Senate Republicans Block Labor Bill, Kerry Says, Opponents of Workers’ Rights Shortchange America’s Workersby Pamela Leavey
Why do Senate Republicans hate American workers? The N.Y. Times reports that “Senate Republicans today blocked the labor movement’s top legislative priority, a bill that would have made it easier for unions to organize workers.”
In a largely party line vote, supporters of the bill, the Employee Free Choice Act, failed to get the 60 votes needed to cut off debate and allow a vote on the bill. The vote was 51 for cutting off debate and 48 against.
The bill would have given workers the right to insist on a procedure, known as majority sign-up, that allows employees at a workplace to form a union as soon as a majority of them signed cards saying they wanted one. Under current law, an employer facing a unionization drive can insist on a secret-ballot election.

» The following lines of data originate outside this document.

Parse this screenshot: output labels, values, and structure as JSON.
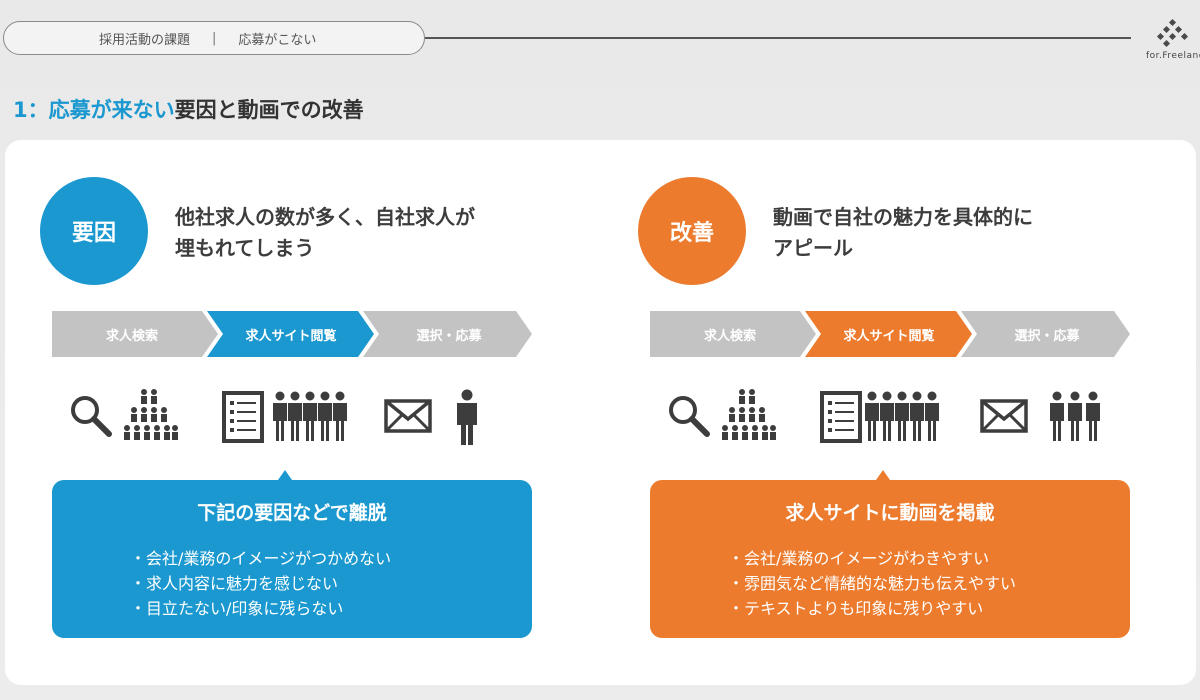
{
  "header": {
    "breadcrumb_part1": "採用活動の課題",
    "breadcrumb_sep": "|",
    "breadcrumb_part2": "応募がこない",
    "logo_text": "for.Freelance"
  },
  "title": {
    "highlight": "1：応募が来ない",
    "rest": "要因と動画での改善"
  },
  "colors": {
    "blue": "#1a98cf",
    "orange": "#ec7b2e",
    "grey_step": "#c3c3c3",
    "icon": "#3d3d3d"
  },
  "left": {
    "badge": "要因",
    "headline_line1": "他社求人の数が多く、自社求人が",
    "headline_line2": "埋もれてしまう",
    "steps": [
      "求人検索",
      "求人サイト閲覧",
      "選択・応募"
    ],
    "active_step": 1,
    "icons": [
      "search-icon",
      "crowd-icon",
      "document-icon",
      "people-group-icon",
      "envelope-icon",
      "person-icon"
    ],
    "box_title": "下記の要因などで離脱",
    "box_items": [
      "・会社/業務のイメージがつかめない",
      "・求人内容に魅力を感じない",
      "・目立たない/印象に残らない"
    ]
  },
  "right": {
    "badge": "改善",
    "headline_line1": "動画で自社の魅力を具体的に",
    "headline_line2": "アピール",
    "steps": [
      "求人検索",
      "求人サイト閲覧",
      "選択・応募"
    ],
    "active_step": 1,
    "icons": [
      "search-icon",
      "crowd-icon",
      "document-icon",
      "people-group-icon",
      "envelope-icon",
      "people-group-small-icon"
    ],
    "box_title": "求人サイトに動画を掲載",
    "box_items": [
      "・会社/業務のイメージがわきやすい",
      "・雰囲気など情緒的な魅力も伝えやすい",
      "・テキストよりも印象に残りやすい"
    ]
  }
}
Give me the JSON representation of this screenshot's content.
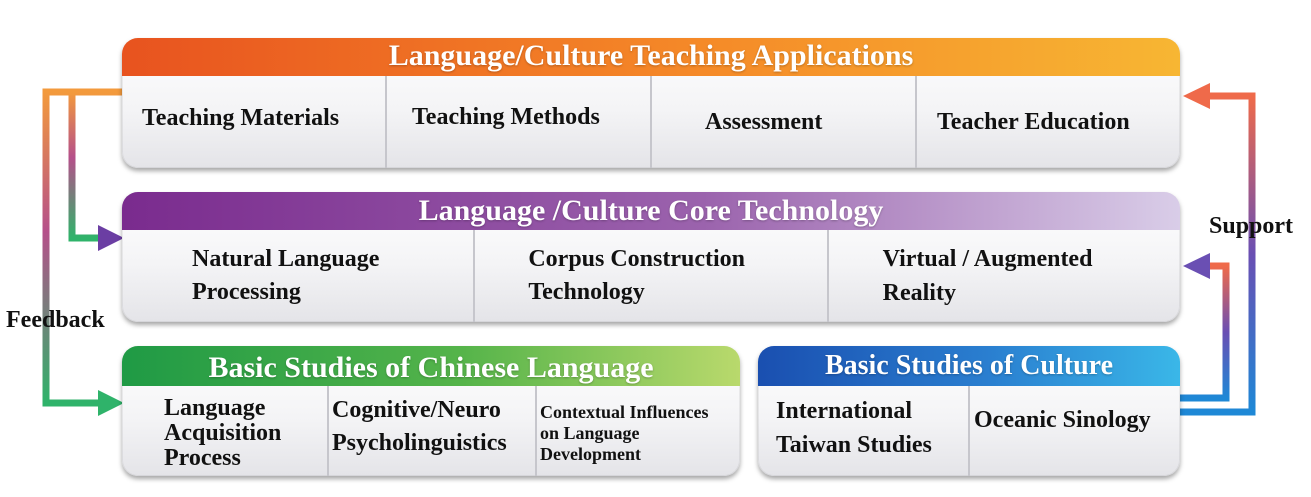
{
  "teaching": {
    "title": "Language/Culture Teaching Applications",
    "items": [
      "Teaching Materials",
      "Teaching Methods",
      "Assessment",
      "Teacher Education"
    ]
  },
  "core": {
    "title": "Language /Culture Core Technology",
    "items": [
      "Natural Language\nProcessing",
      "Corpus Construction\nTechnology",
      "Virtual / Augmented\nReality"
    ]
  },
  "chinese": {
    "title": "Basic Studies of Chinese Language",
    "items": [
      "Language\nAcquisition\nProcess",
      "Cognitive/Neuro\nPsycholinguistics",
      "Contextual Influences\non Language\nDevelopment"
    ]
  },
  "culture": {
    "title": "Basic Studies of Culture",
    "items": [
      "International\nTaiwan Studies",
      "Oceanic Sinology"
    ]
  },
  "labels": {
    "feedback": "Feedback",
    "support": "Support"
  },
  "colors": {
    "teaching": [
      "#e8531f",
      "#f7b633"
    ],
    "core": [
      "#7a2b8e",
      "#d9cde8"
    ],
    "chinese": [
      "#1f9a45",
      "#b9d96c"
    ],
    "culture": [
      "#1a4fb0",
      "#3ab7e8"
    ]
  }
}
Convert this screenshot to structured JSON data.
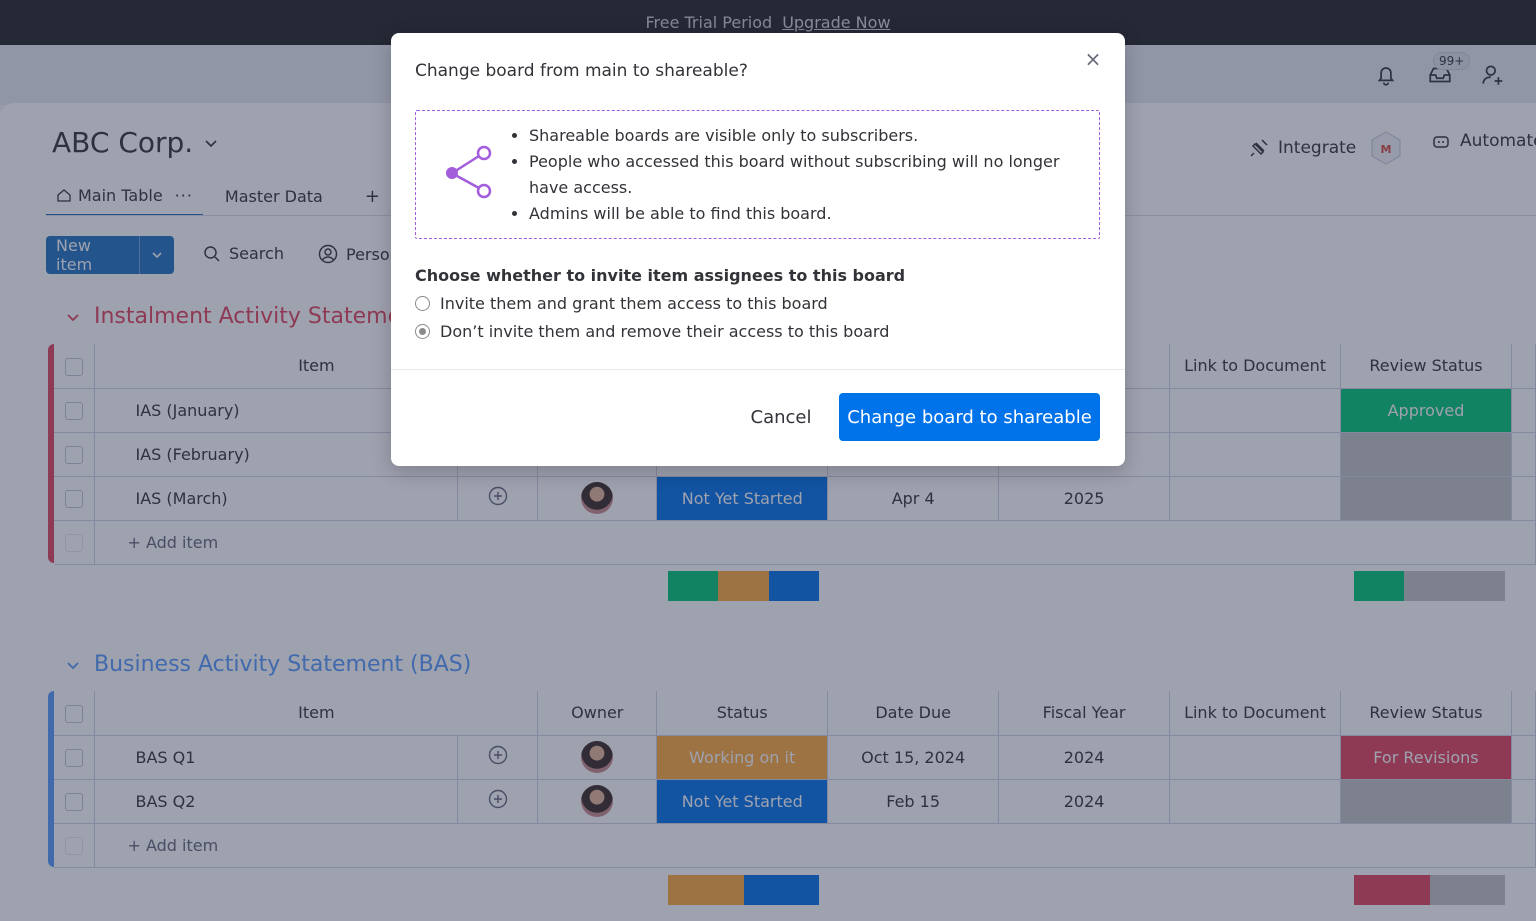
{
  "topbar": {
    "trial_text": "Free Trial Period",
    "upgrade_link": "Upgrade Now"
  },
  "appbar": {
    "notifications_icon": "bell-icon",
    "inbox_icon": "inbox-icon",
    "inbox_badge": "99+",
    "invite_icon": "add-user-icon"
  },
  "board": {
    "title": "ABC Corp.",
    "tabs": [
      {
        "label": "Main Table",
        "icon": "home-icon"
      },
      {
        "label": "Master Data"
      }
    ],
    "add_tab": "+",
    "integrate_label": "Integrate",
    "automate_label": "Automate",
    "new_item_label": "New item",
    "search_label": "Search",
    "person_label": "Perso"
  },
  "groups": [
    {
      "title": "Instalment Activity Stateme",
      "color": "#e2445c",
      "columns": [
        "Item",
        "",
        "Owner",
        "Status",
        "Date Due",
        "Fiscal Year",
        "Link to Document",
        "Review Status"
      ],
      "rows": [
        {
          "item": "IAS (January)",
          "status": "",
          "status_color": "#00c875",
          "date": "",
          "year": "",
          "review": "Approved",
          "review_color": "#00c875"
        },
        {
          "item": "IAS (February)",
          "status": "",
          "status_color": "#fdab3d",
          "date": "",
          "year": "",
          "review": "",
          "review_color": "#c4c4c4"
        },
        {
          "item": "IAS (March)",
          "status": "Not Yet Started",
          "status_color": "#0073ea",
          "date": "Apr 4",
          "year": "2025",
          "review": "",
          "review_color": "#c4c4c4"
        }
      ],
      "add_item": "+ Add item"
    },
    {
      "title": "Business Activity Statement (BAS)",
      "color": "#579bfc",
      "columns": [
        "Item",
        "",
        "Owner",
        "Status",
        "Date Due",
        "Fiscal Year",
        "Link to Document",
        "Review Status"
      ],
      "rows": [
        {
          "item": "BAS Q1",
          "status": "Working on it",
          "status_color": "#fdab3d",
          "date": "Oct 15, 2024",
          "year": "2024",
          "review": "For Revisions",
          "review_color": "#e2445c"
        },
        {
          "item": "BAS Q2",
          "status": "Not Yet Started",
          "status_color": "#0073ea",
          "date": "Feb 15",
          "year": "2024",
          "review": "",
          "review_color": "#c4c4c4"
        }
      ],
      "add_item": "+ Add item"
    }
  ],
  "modal": {
    "title": "Change board from main to shareable?",
    "close_icon": "close-icon",
    "info_icon": "share-icon",
    "bullets": [
      "Shareable boards are visible only to subscribers.",
      "People who accessed this board without subscribing will no longer have access.",
      "Admins will be able to find this board."
    ],
    "question": "Choose whether to invite item assignees to this board",
    "options": [
      {
        "label": "Invite them and grant them access to this board",
        "selected": false
      },
      {
        "label": "Don’t invite them and remove their access to this board",
        "selected": true
      }
    ],
    "cancel_label": "Cancel",
    "confirm_label": "Change board to shareable"
  },
  "colors": {
    "primary": "#0073ea",
    "accent_purple": "#a25ddc",
    "done": "#00c875",
    "working": "#fdab3d",
    "stuck": "#e2445c",
    "empty": "#c4c4c4"
  }
}
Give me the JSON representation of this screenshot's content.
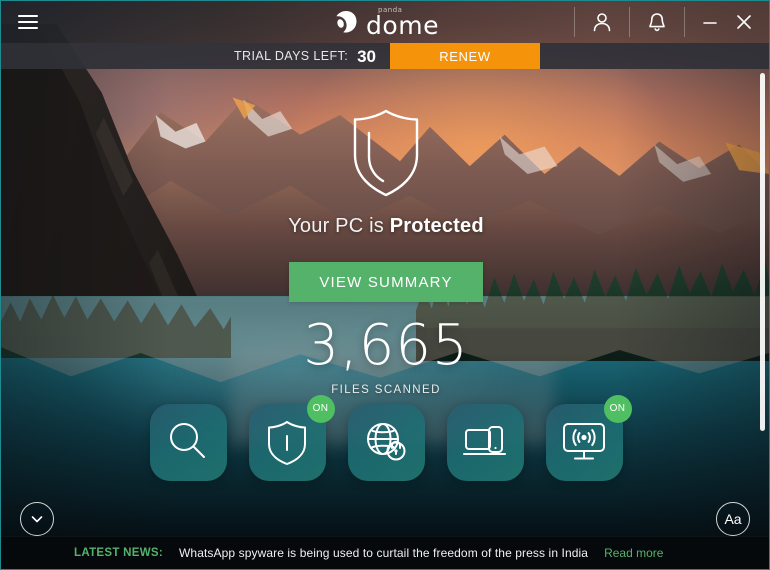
{
  "window": {
    "menu_icon": "hamburger-icon",
    "logo_brand": "panda",
    "logo_word": "dome",
    "account_icon": "user-icon",
    "notifications_icon": "bell-icon",
    "minimize_label": "–",
    "close_label": "✕"
  },
  "trial": {
    "label": "TRIAL DAYS LEFT:",
    "days": "30",
    "renew_label": "RENEW",
    "renew_color": "#f5930a"
  },
  "status": {
    "shield_icon": "shield-outline-icon",
    "prefix": "Your PC is ",
    "state": "Protected",
    "summary_button": "VIEW SUMMARY",
    "summary_button_color": "#55b26b",
    "files_scanned": "3,665",
    "files_scanned_label": "FILES SCANNED"
  },
  "dock": {
    "items": [
      {
        "name": "scan",
        "icon": "magnifier-icon",
        "badge": null
      },
      {
        "name": "antivirus",
        "icon": "shield-icon",
        "badge": "ON"
      },
      {
        "name": "vpn",
        "icon": "globe-lock-icon",
        "badge": null
      },
      {
        "name": "my-devices",
        "icon": "devices-icon",
        "badge": null
      },
      {
        "name": "wifi-protection",
        "icon": "wifi-monitor-icon",
        "badge": "ON"
      }
    ],
    "badge_color": "#4fbf62"
  },
  "corner_buttons": {
    "collapse_icon": "chevron-down-icon",
    "text_size_label": "Aa"
  },
  "news": {
    "label": "LATEST NEWS:",
    "headline": "WhatsApp spyware is being used to curtail the freedom of the press in India",
    "link": "Read more",
    "accent_color": "#55b26b"
  }
}
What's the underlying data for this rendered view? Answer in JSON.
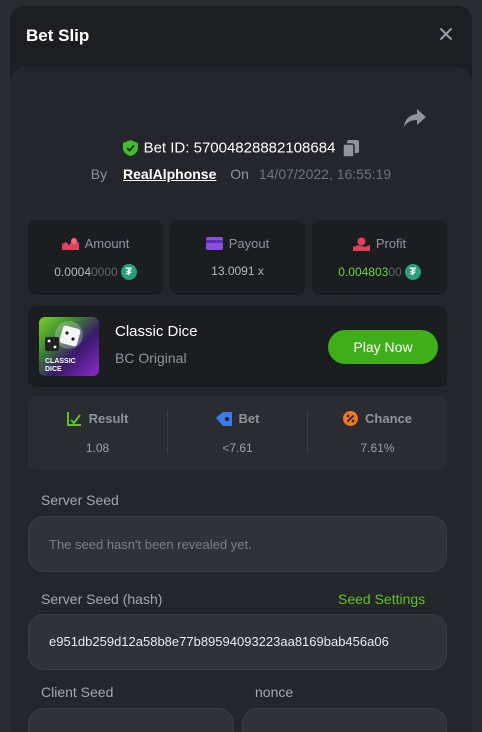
{
  "header": {
    "title": "Bet Slip"
  },
  "bet": {
    "id_label": "Bet ID: 57004828882108684",
    "by_label": "By",
    "user": "RealAlphonse",
    "on_label": "On",
    "date": "14/07/2022, 16:55:19"
  },
  "stats": {
    "amount": {
      "label": "Amount",
      "value_main": "0.0004",
      "value_dim": "0000"
    },
    "payout": {
      "label": "Payout",
      "value": "13.0091 x"
    },
    "profit": {
      "label": "Profit",
      "value_main": "0.004803",
      "value_dim": "00"
    },
    "currency_symbol": "₮"
  },
  "game": {
    "name": "Classic Dice",
    "subtitle": "BC Original",
    "thumb_text_1": "CLASSIC",
    "thumb_text_2": "DICE",
    "play_label": "Play Now"
  },
  "result_panel": {
    "result": {
      "label": "Result",
      "value": "1.08"
    },
    "bet": {
      "label": "Bet",
      "value": "<7.61"
    },
    "chance": {
      "label": "Chance",
      "value": "7.61%"
    }
  },
  "seeds": {
    "server_seed_label": "Server Seed",
    "server_seed_placeholder": "The seed hasn't been revealed yet.",
    "server_hash_label": "Server Seed (hash)",
    "seed_settings_label": "Seed Settings",
    "server_hash_value": "e951db259d12a58b8e77b89594093223aa8169bab456a06",
    "client_seed_label": "Client Seed",
    "nonce_label": "nonce"
  },
  "colors": {
    "accent_green": "#3fae18",
    "profit_green": "#6bd437",
    "tether": "#26a17b"
  }
}
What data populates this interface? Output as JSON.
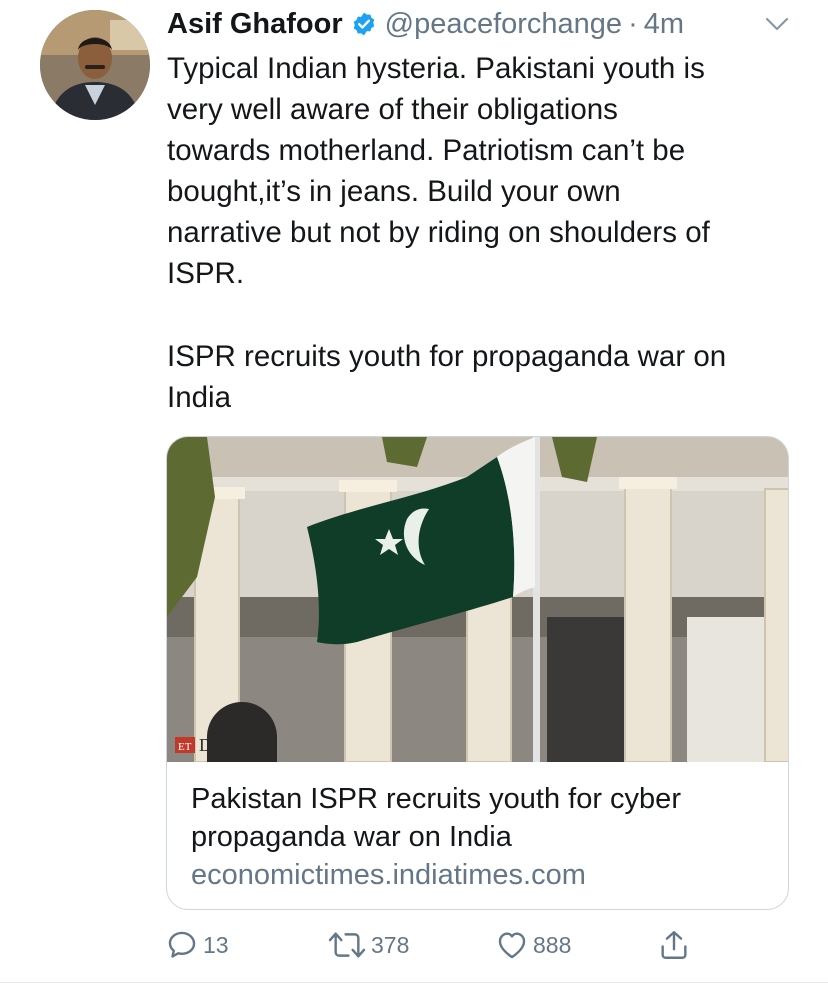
{
  "tweet": {
    "author_name": "Asif Ghafoor",
    "handle": "@peaceforchange",
    "separator": "·",
    "time": "4m",
    "body_part1": "Typical Indian hysteria. Pakistani youth is\nvery well aware of their obligations\ntowards motherland. Patriotism can’t be\nbought,it’s in jeans. Build your own\nnarrative but not by riding on shoulders of\nISPR.",
    "body_part2": "ISPR recruits youth for propaganda war on\nIndia",
    "verified_icon": "verified-badge-icon",
    "menu_icon": "chevron-down-icon"
  },
  "card": {
    "image_watermark_brand": "ET",
    "image_watermark_text": "Defence",
    "title": "Pakistan ISPR recruits youth for cyber\npropaganda war on India",
    "domain": "economictimes.indiatimes.com"
  },
  "actions": {
    "reply_count": "13",
    "retweet_count": "378",
    "like_count": "888",
    "icons": [
      "reply-icon",
      "retweet-icon",
      "like-icon",
      "share-icon"
    ]
  },
  "colors": {
    "text": "#14171a",
    "secondary": "#657786",
    "verified": "#1da1f2",
    "border": "#ccd6dd"
  }
}
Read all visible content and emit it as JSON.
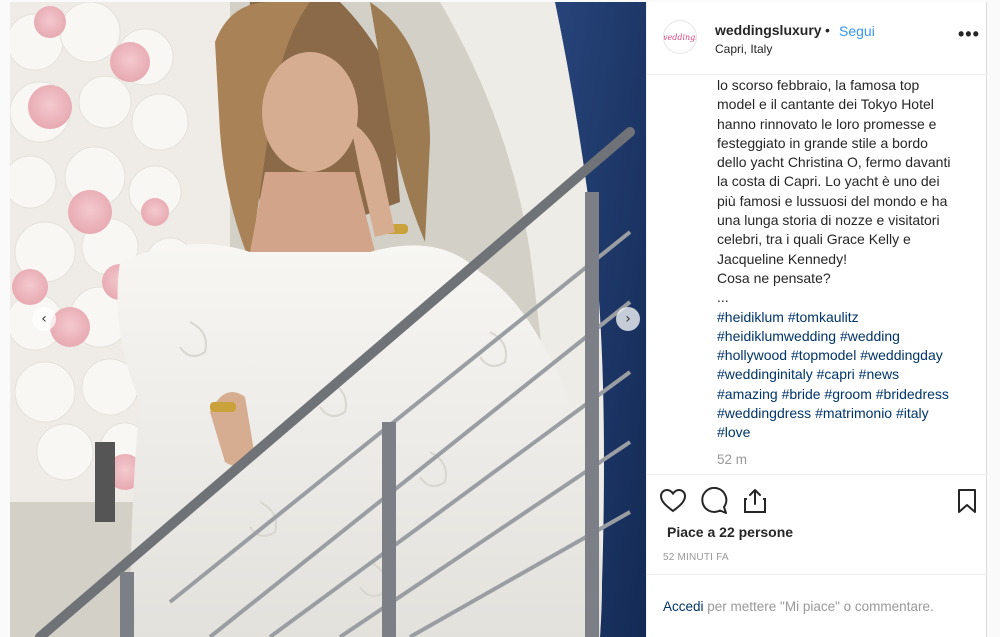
{
  "post": {
    "username": "weddingsluxury",
    "separator": "•",
    "follow_label": "Segui",
    "location": "Capri, Italy",
    "more_label": "•••",
    "avatar_text": "weddings"
  },
  "caption": {
    "lines": [
      "lo scorso febbraio, la famosa top",
      "model e il cantante dei Tokyo Hotel",
      "hanno rinnovato le loro promesse e",
      "festeggiato in grande stile a bordo",
      "dello yacht Christina O, fermo davanti",
      "la costa di Capri. Lo yacht è uno dei",
      "più famosi e lussuosi del mondo e ha",
      "una lunga storia di nozze e visitatori",
      "celebri, tra i quali Grace Kelly e",
      "Jacqueline Kennedy!",
      "Cosa ne pensate?",
      "..."
    ],
    "hashtag_lines": [
      [
        "#heidiklum",
        "#tomkaulitz"
      ],
      [
        "#heidiklumwedding",
        "#wedding"
      ],
      [
        "#hollywood",
        "#topmodel",
        "#weddingday"
      ],
      [
        "#weddinginitaly",
        "#capri",
        "#news"
      ],
      [
        "#amazing",
        "#bride",
        "#groom",
        "#bridedress"
      ],
      [
        "#weddingdress",
        "#matrimonio",
        "#italy"
      ],
      [
        "#love"
      ]
    ],
    "time": "52 m"
  },
  "stats": {
    "likes": "Piace a 22 persone",
    "posted": "52 MINUTI FA"
  },
  "footer": {
    "login_link": "Accedi",
    "login_text": " per mettere \"Mi piace\" o commentare."
  },
  "carousel": {
    "prev_icon": "chevron-left-icon",
    "next_icon": "chevron-right-icon"
  },
  "colors": {
    "link_blue": "#3897f0",
    "hashtag": "#003569",
    "muted": "#999999",
    "brand_pink": "#d6477f"
  }
}
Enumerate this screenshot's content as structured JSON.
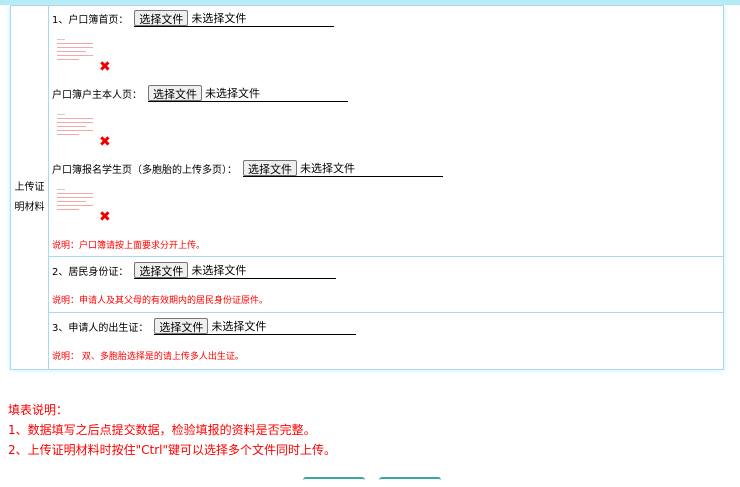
{
  "section_label": "上传证明材料",
  "file_button": "选择文件",
  "no_file": "未选择文件",
  "uploads": [
    {
      "label": "1、户口簿首页："
    },
    {
      "label": "户口簿户主本人页："
    },
    {
      "label": "户口簿报名学生页（多胞胎的上传多页）："
    }
  ],
  "note1": "说明：户口簿请按上面要求分开上传。",
  "id_card": {
    "label": "2、居民身份证：",
    "note": "说明：申请人及其父母的有效期内的居民身份证原件。"
  },
  "birth": {
    "label": "3、申请人的出生证：",
    "note": "说明： 双、多胞胎选择是的请上传多人出生证。"
  },
  "instructions": {
    "title": "填表说明：",
    "items": [
      "1、数据填写之后点提交数据，检验填报的资料是否完整。",
      "2、上传证明材料时按住\"Ctrl\"键可以选择多个文件同时上传。"
    ]
  },
  "remove_icon": "close-icon"
}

The bill fueled a feverish lobbying battle between business and labor. Corporate lobbyists and their Republican allies asserted that the bill would infringe on workers’ rights by denying employees the right to a secret-ballot election. Union officials and their Democratic allies said the bill was needed to help reverse labor’s decline, because employers often defeat unionization drives by intimidating and firing workers during secret-ballot elections.
Senator John Kerry, an original co-sponsor and longtime supporter of the Employee Free Choice Act made the following statement on Tuesday following the vote on the Employee Free Choice Act:
“The Republicans who stood in the way of this bill insulted workers across our country, but we will keep fighting until the right to organize is free from obstacles and fairness is restored to this system,” Senator Kerry said. “Millions of Americans want to join a union, but corporate-funded illegal activity and fear tactics have stood in their way. Since day one, this Administration has been rolling back the clock on workers’ rights and turning a blind eye to its union-busting patrons. We will restore balance to a broken labor system. I urge opponents of this bill to consider whether America’s workers deserve fair pay, health care and a stable retirement. We will fight to get this legislation back to the floor as soon as possible.”
The N.Y. Times also reported that “Republicans are already using the issue to help win corporate donations for the 2008 election.”
Labor leaders said they hope to build on this vote in future years, especially if a Democrat wins the presidency next year. The A.F.L.-C.I.O.’s president, John J. Sweeney, said, “Today’s vote shows that a majority of the United States Senate supports changing the law to restore working people’s freedom to make their own choice to join a union and bargain for a better life.”
Mitch McConnell, the Senate Republican leader, who had vowed to block the legislation, said, “By preserving the secret ballot in union organizing drives, Republicans made sure America’s 140 million workers are not intimidated or coerced into siding with either labor or management.”
And of course, “White House officials had vowed to veto the legislation,” given that Bush is a longtime recipient of the corporate dole.